### EXERCISE PROMPT
From the entries below, copy each line in which the word "text" occurs.
(DATA RECORDS begins)
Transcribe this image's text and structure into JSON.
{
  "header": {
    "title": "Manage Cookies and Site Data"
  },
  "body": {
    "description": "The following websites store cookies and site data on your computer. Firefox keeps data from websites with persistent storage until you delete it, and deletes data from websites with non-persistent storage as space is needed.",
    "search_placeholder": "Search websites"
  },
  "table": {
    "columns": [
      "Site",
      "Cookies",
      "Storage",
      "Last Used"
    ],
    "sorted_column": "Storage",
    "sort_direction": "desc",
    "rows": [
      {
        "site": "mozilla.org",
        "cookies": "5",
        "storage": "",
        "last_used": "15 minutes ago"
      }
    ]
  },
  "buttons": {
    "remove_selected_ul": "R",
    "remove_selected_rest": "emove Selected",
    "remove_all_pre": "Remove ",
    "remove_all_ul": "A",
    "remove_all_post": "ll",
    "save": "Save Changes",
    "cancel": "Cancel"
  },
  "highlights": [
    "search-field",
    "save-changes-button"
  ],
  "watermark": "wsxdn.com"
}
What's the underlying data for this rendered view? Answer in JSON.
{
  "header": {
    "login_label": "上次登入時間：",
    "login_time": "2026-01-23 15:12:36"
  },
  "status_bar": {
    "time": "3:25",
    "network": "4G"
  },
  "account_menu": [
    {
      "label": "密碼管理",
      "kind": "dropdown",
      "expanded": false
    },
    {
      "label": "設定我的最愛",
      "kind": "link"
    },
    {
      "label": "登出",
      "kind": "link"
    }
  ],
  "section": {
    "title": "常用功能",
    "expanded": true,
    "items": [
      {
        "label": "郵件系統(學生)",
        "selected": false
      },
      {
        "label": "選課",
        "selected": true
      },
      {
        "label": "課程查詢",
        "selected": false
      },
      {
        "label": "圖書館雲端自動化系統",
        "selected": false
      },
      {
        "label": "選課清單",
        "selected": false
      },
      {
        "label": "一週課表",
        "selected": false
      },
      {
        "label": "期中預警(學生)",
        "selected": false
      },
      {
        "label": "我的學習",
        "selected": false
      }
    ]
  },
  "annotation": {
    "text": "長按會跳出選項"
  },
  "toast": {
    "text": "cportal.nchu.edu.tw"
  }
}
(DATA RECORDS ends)
### EXERCISE OUTPUT
Transcribe this image's text and structure into JSON.
    "text": "長按會跳出選項"
    "text": "cportal.nchu.edu.tw"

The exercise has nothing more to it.